◆ TASK DESCRIPTION ◆
Look through the data below and report how many lines include "JSON". Only the number should be given.

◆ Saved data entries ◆
- - -

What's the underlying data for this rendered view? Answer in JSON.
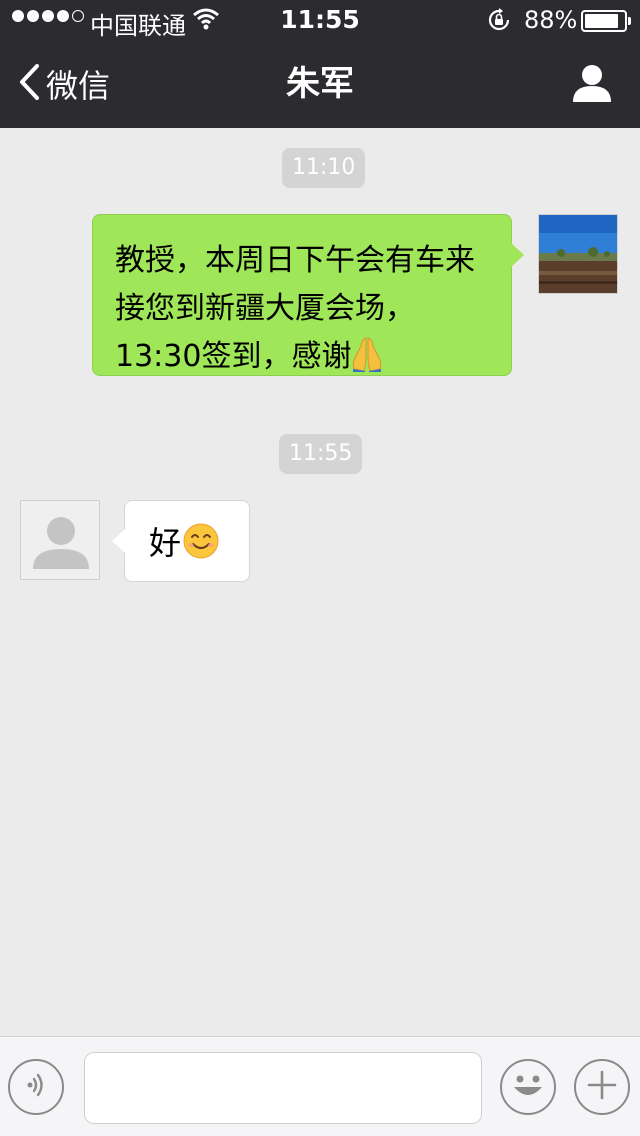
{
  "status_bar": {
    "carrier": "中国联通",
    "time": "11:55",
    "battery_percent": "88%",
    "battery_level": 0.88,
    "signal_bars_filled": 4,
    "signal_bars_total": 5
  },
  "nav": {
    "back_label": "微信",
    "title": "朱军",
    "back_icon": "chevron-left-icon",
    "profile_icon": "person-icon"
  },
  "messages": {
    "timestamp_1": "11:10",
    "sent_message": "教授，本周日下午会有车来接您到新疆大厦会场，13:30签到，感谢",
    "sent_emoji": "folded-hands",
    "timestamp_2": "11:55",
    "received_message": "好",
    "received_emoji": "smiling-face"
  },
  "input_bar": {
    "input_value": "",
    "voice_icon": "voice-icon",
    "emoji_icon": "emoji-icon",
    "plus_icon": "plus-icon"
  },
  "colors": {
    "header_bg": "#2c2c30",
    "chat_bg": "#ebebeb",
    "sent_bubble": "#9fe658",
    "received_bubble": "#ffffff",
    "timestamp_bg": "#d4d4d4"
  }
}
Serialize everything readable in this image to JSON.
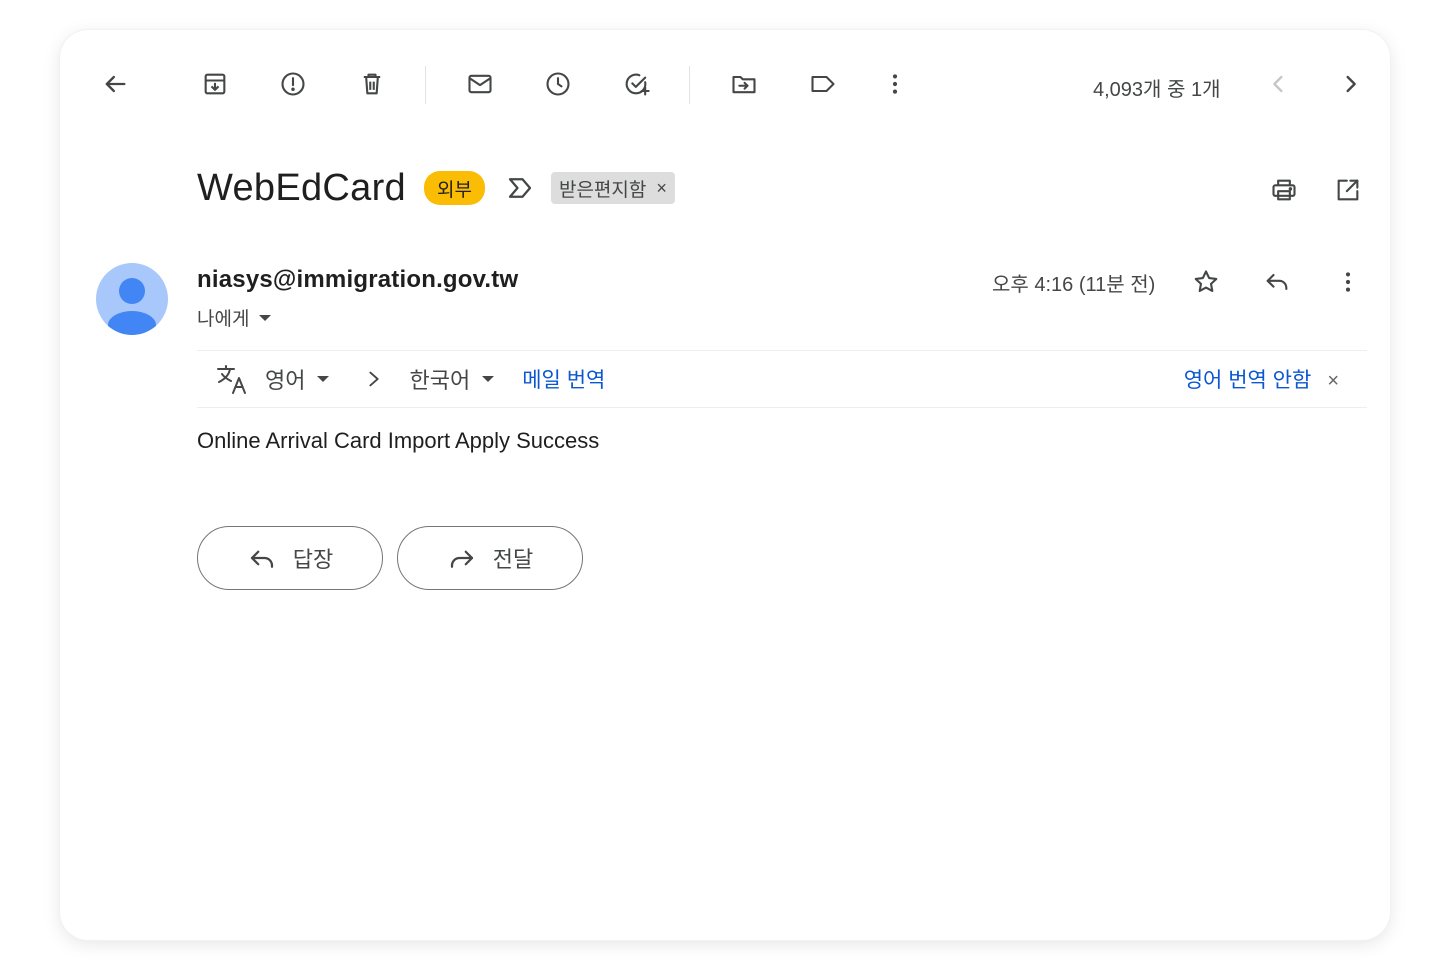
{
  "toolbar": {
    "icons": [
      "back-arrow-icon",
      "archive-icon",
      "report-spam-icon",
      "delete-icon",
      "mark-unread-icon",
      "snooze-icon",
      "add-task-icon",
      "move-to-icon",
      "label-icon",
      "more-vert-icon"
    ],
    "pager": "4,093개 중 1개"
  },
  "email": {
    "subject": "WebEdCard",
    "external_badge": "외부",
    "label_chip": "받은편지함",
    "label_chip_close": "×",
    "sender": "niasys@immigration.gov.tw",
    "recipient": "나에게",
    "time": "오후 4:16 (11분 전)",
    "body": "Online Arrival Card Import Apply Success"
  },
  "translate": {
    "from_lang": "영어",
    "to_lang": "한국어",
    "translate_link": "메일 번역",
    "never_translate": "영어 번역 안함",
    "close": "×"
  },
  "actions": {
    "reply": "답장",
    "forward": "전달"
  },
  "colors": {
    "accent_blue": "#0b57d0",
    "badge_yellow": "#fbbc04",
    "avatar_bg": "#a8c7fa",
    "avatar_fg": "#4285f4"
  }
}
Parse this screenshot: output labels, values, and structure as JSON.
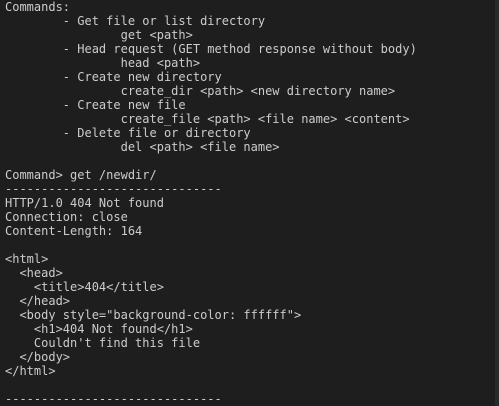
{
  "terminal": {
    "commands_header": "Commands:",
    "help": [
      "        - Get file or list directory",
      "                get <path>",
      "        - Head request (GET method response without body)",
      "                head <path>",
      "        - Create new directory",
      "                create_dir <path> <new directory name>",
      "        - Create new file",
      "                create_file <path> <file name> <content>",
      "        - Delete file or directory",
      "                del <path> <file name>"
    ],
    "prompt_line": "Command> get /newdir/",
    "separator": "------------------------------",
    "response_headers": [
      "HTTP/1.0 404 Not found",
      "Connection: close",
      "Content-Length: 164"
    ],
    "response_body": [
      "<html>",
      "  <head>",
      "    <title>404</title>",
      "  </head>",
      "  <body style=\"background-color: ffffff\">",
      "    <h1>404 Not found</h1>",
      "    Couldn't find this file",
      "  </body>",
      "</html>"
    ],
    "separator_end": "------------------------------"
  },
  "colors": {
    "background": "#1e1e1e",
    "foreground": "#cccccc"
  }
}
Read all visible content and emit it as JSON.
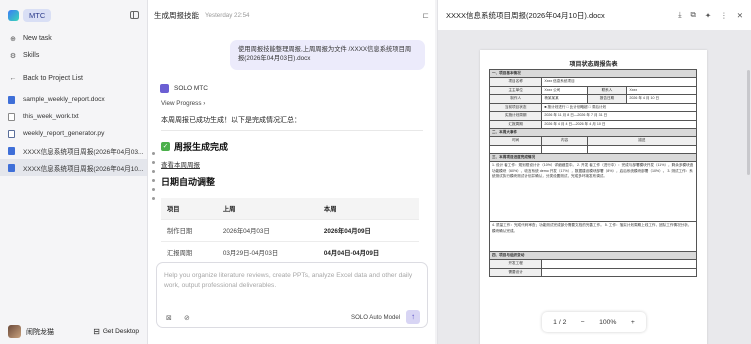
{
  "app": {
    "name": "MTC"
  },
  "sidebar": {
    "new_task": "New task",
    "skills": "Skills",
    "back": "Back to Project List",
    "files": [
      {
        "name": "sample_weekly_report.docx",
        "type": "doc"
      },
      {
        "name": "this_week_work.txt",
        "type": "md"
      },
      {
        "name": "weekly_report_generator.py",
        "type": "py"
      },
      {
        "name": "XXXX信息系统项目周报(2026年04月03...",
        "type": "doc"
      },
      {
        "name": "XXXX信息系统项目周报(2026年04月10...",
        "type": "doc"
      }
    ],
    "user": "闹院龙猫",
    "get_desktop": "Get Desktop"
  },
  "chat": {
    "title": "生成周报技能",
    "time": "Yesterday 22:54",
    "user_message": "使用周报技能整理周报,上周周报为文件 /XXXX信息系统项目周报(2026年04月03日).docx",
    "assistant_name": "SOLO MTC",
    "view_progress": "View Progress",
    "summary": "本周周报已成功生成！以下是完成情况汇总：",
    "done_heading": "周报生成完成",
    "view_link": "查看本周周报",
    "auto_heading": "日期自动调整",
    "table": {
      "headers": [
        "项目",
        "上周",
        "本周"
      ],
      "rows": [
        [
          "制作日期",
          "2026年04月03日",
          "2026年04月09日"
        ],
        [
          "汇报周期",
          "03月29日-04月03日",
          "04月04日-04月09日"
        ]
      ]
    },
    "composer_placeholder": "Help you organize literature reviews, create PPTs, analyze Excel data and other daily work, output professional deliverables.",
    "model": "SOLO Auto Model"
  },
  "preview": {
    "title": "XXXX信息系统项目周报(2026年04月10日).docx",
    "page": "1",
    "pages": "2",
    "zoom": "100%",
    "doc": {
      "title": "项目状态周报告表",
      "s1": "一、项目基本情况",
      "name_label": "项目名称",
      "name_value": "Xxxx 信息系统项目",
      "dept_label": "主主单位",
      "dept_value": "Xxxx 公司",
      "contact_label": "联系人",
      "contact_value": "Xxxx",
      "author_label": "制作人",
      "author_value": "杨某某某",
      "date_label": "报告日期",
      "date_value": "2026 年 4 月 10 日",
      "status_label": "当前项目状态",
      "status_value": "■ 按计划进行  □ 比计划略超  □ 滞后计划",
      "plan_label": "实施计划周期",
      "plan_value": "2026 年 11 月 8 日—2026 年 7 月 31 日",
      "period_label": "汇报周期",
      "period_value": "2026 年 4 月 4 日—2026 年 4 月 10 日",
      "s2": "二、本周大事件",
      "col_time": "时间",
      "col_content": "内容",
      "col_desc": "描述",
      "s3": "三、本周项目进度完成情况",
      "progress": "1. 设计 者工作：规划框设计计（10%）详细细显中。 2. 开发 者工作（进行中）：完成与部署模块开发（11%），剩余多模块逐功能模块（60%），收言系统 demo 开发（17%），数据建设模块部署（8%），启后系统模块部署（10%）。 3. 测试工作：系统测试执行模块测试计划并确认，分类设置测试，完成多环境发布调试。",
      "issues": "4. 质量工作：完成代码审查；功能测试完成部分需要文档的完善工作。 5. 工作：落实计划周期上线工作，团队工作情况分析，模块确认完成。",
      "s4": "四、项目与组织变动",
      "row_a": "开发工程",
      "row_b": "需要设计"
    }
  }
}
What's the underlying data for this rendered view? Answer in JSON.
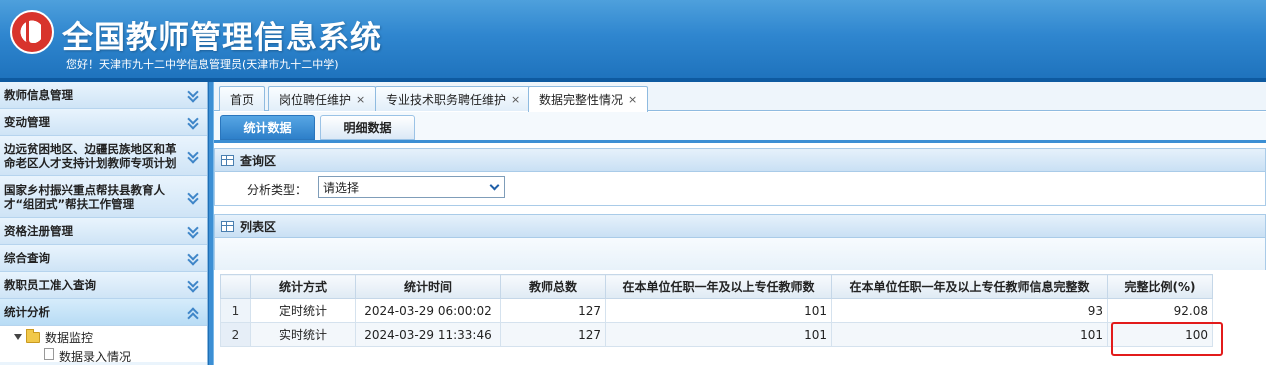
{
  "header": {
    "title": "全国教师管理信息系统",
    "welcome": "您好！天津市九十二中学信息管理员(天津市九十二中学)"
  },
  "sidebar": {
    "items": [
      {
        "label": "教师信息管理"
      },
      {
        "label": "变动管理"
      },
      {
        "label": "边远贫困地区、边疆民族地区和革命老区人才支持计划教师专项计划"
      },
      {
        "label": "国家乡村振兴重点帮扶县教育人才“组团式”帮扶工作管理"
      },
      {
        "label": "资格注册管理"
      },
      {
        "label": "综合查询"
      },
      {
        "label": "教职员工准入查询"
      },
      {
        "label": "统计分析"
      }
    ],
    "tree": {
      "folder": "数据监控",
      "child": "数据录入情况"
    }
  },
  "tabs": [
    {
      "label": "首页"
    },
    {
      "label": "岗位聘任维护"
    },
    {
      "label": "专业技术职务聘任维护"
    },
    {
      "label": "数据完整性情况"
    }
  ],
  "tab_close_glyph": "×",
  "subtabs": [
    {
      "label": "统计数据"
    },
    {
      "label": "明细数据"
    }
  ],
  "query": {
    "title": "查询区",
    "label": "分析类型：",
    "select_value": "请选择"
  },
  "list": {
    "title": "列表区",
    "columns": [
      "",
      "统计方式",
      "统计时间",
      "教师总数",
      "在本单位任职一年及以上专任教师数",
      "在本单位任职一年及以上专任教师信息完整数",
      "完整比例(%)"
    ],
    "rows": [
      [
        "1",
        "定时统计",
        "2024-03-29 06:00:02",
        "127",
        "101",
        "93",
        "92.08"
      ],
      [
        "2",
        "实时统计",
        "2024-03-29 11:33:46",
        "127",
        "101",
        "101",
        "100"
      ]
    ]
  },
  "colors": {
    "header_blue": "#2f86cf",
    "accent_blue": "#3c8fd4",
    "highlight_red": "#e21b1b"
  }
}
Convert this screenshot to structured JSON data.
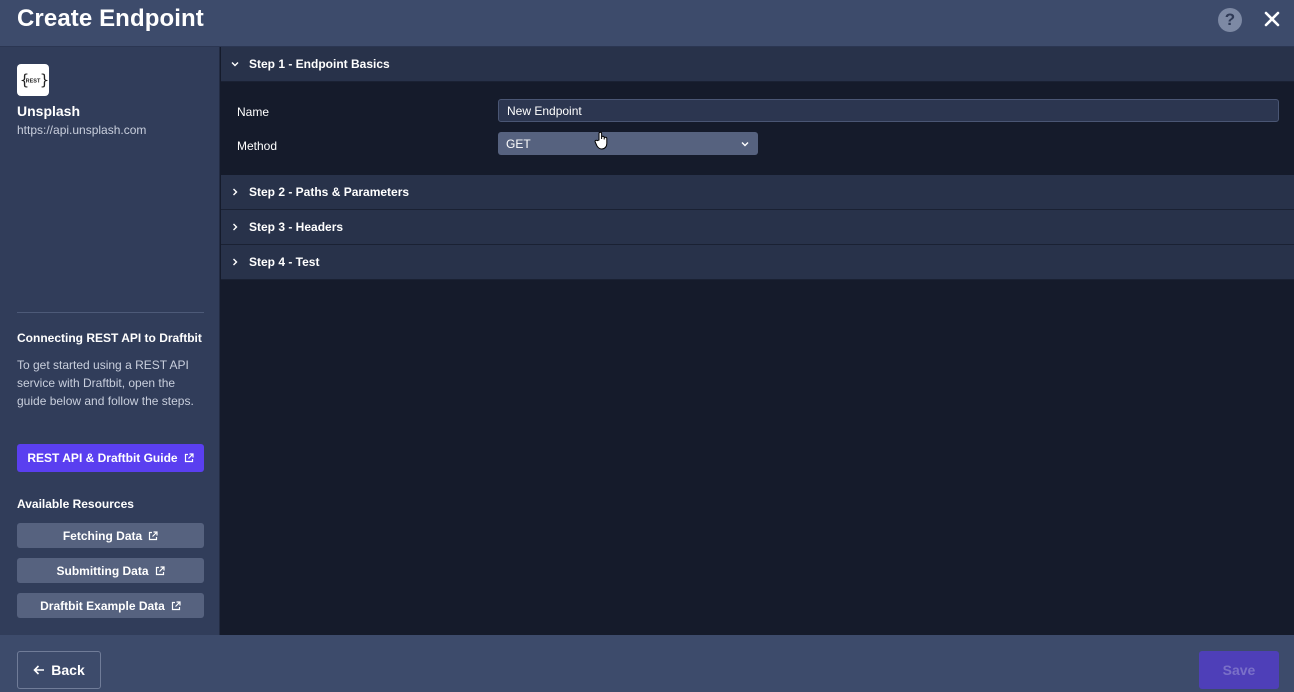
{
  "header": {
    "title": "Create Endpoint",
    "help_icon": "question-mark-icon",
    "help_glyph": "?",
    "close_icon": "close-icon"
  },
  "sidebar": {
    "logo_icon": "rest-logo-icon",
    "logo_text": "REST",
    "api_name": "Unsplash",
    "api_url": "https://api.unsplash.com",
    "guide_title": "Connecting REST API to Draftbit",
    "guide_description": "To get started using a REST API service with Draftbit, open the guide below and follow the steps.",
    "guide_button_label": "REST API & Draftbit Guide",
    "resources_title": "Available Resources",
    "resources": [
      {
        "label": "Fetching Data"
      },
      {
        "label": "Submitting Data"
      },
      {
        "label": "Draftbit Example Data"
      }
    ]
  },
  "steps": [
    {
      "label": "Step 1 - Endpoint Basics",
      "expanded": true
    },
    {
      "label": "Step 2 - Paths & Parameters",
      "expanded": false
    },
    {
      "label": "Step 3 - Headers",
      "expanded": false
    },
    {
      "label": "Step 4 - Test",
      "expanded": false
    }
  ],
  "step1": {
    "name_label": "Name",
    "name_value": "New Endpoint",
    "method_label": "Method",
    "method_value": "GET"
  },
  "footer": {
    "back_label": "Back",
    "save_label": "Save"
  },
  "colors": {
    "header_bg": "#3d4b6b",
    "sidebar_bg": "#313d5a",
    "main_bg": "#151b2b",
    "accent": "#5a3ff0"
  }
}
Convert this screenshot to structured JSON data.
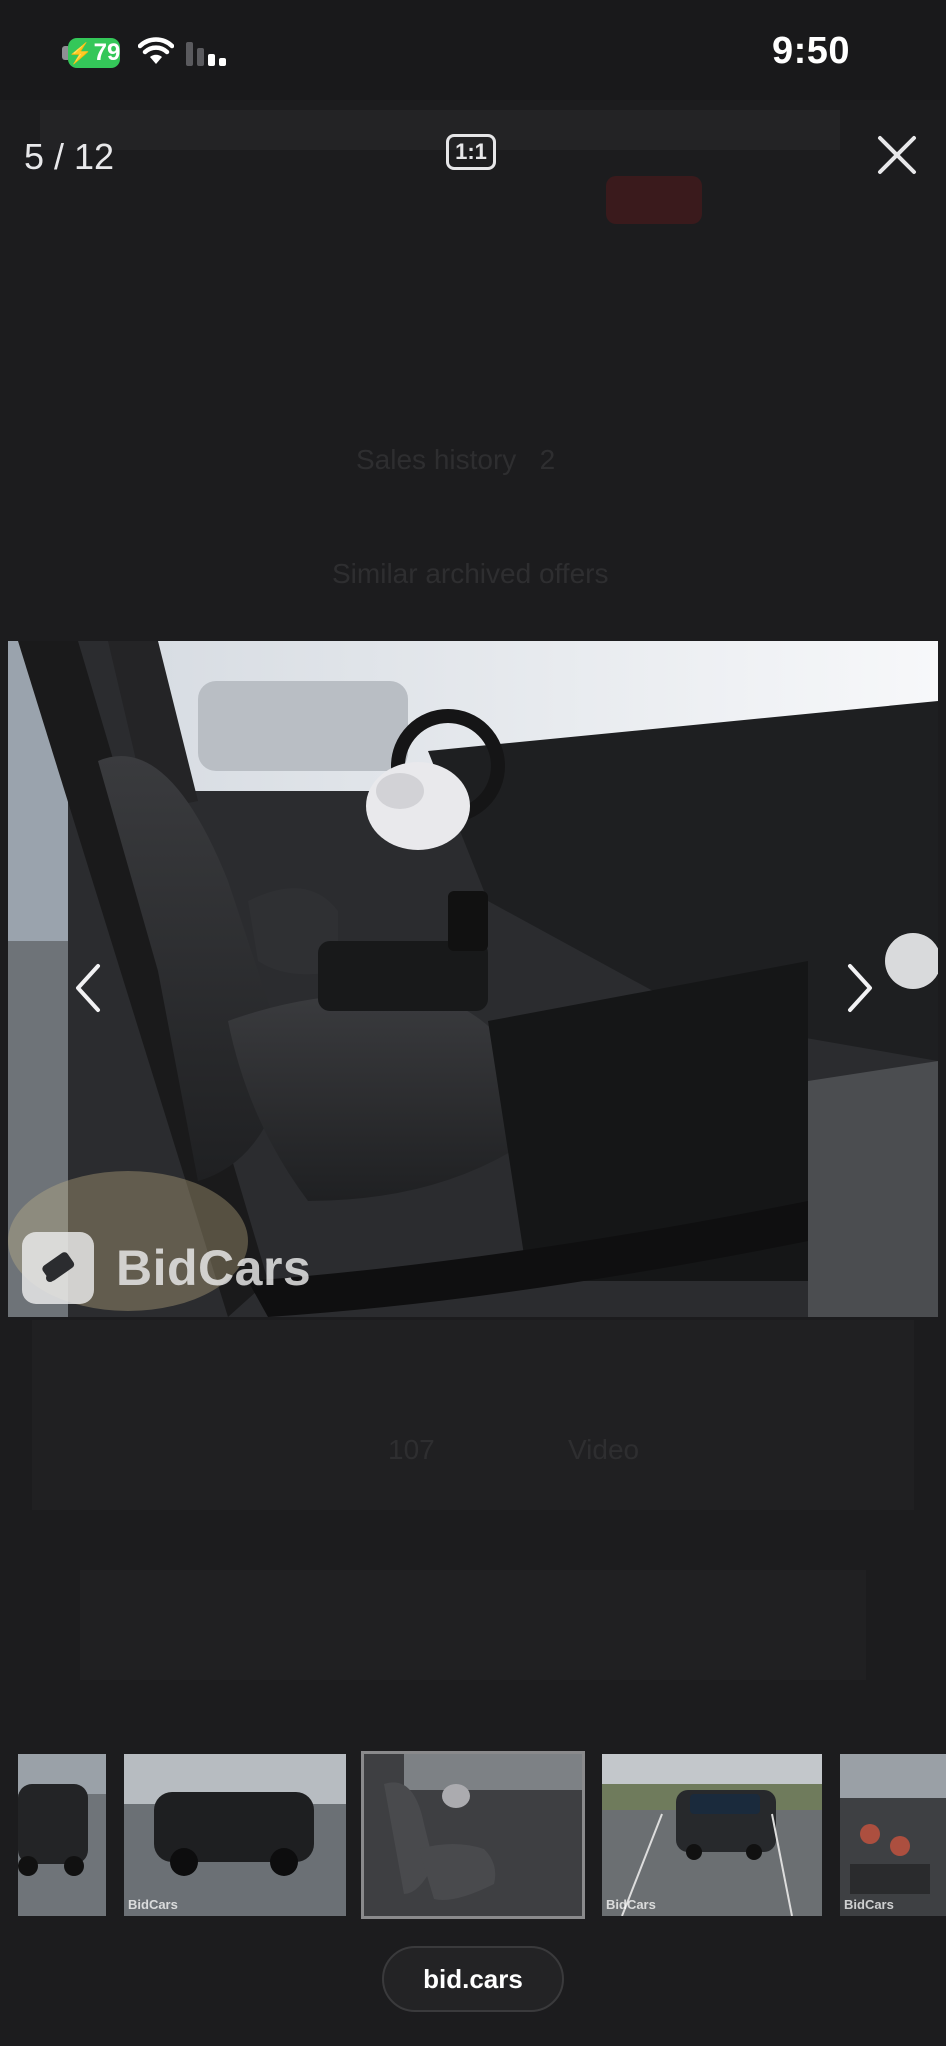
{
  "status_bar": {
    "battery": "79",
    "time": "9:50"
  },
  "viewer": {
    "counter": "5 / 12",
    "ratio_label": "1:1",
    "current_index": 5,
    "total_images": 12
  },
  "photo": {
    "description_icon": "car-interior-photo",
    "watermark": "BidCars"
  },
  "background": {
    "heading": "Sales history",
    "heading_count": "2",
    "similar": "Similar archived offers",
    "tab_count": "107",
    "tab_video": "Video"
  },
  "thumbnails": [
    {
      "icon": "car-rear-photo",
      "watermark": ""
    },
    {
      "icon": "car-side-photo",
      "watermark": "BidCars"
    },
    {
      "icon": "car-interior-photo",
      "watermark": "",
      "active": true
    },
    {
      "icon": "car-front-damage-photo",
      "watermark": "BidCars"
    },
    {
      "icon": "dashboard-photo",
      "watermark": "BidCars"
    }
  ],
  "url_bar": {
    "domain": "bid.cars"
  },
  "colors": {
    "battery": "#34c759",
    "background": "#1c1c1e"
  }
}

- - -

◆ SOLVED EXERCISE ◆
7